Journal entry from 2005 on folk theories of truth
Recently, I was looking back at old journals I had kept when I was in graduate school. As I leafed through the entries, I found one about theories of truth. It's likely the first time I wrote on the nature of truth debate. Nothing sophisticated, of course, but it was the first time I began thinking about ways to gather evidence about non-philosophers' views of truth.
I reproduce the journal entry in full:
A prevailing assumption of theories of truth is that anyone will agree that their truth theory captures exactly what truth is. Yet, almost no theorist asks an average person what they think truth is. Is this an accurate way of arguing about truth?
The question I asked isn't quite right. It's not about the accuracy of the theory of truth so much as whether the theory of truth gets at what the folk understanding is or what the folk use of 'truth' is. Since this time, I have come to realise that much of the experimental work isn't going to monumentally change the philosophic landscape.

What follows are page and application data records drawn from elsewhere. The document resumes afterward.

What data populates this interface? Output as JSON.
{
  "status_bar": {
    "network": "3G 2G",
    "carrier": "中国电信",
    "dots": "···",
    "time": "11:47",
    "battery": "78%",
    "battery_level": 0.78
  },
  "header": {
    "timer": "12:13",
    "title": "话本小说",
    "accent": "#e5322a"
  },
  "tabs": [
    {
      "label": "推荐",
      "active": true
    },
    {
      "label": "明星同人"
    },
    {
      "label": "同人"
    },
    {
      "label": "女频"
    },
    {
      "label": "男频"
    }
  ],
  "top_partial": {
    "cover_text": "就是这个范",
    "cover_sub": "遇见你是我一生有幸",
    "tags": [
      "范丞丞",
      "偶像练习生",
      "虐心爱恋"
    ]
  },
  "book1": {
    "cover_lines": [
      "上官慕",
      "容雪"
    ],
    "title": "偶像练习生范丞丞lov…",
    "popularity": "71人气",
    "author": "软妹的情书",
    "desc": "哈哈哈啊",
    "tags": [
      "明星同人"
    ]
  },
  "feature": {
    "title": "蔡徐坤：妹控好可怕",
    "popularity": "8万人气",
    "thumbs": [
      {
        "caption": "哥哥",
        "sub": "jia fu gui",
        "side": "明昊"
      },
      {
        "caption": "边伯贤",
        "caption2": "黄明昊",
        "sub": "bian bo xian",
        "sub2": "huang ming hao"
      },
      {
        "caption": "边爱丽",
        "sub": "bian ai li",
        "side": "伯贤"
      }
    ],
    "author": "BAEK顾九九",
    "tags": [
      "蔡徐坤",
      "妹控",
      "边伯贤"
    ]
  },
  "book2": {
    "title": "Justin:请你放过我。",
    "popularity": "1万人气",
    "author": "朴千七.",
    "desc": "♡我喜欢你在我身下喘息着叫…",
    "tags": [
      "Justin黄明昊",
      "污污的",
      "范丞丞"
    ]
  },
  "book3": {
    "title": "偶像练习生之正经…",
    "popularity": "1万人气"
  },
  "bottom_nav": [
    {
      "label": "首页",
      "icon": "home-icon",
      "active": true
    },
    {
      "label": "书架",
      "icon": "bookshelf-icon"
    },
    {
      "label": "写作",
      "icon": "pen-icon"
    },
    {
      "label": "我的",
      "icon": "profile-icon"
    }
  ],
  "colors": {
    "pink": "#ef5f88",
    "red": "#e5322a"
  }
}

Non-philosopher's intuitions are not going to replace philosophical theories. They are going to supplement it and gauge how well attuned it is to what is in the non-philosopher's mind or in how they talk. However, I have many reservations about whether experimental studies get at the psychological concepts in people's minds at all. I am very sceptical of that project, despite that many experimental philosophers believe that the simple experiments we devise gets us information about people's concepts.
My hypothesis is that if we ask ordinary people (the "folk," if you will) what they think truth is, then a theory of truth will present itself. Truth will turn out to be objective. I want to contend that testing ordinary intuitions about truth will enable us to understand the nature of truth.
Again, my thoughts have changed a tad here, but not too far off from where I was. First, we cannot just ask non-philosophers what is truth? That would get us nowhere because the non-philosopher is rightfully baffled by the question. They cannot process the question like processing the question where are my keys? or what do you want eat? Granted, the question looks similar to the ones that we deal with regularly.
One objection that I must consider is whether people are attuned to truth. Do ordinary people understand what philosophers mean by truth? I will want to respond by insisting that we interpret people's intuitions charitably. Ordinary people have an understanding of truth. They are able to detect errors. If they can detect errors, particularly with respect to false information, then they have a fairly clear understanding of truth. Thus, folk intuitions about truth are informative, and truth theorists ought to consider seriously what people have to say about truth.
Here again, I believe my thought was that people had to be prompted differently than just asking them what truth is. At the time, I thought we would have to come up with vignettes like Knobe's side-effect effect questions to discover what people's views on truth were. Unfortunately, when I scoured the literature and contacted several people working on the nature of truth debate, I came to discover no one had devised a handy little thought experiment that was able to get at our views on truth. It wasn't like Gettier or Knobe.
I largely agree with my earlier self about the reservations pertaining to the non-philosopher's use of truth-talk and whether the use of truth-talk entails anything about how people conceive of truth. I also largely agree with my earlier self that we should look upon data as a means of supporting our theories of truth. I don't believe I have ever thought that such experiments would replace or supplant our discussions of theories of truth.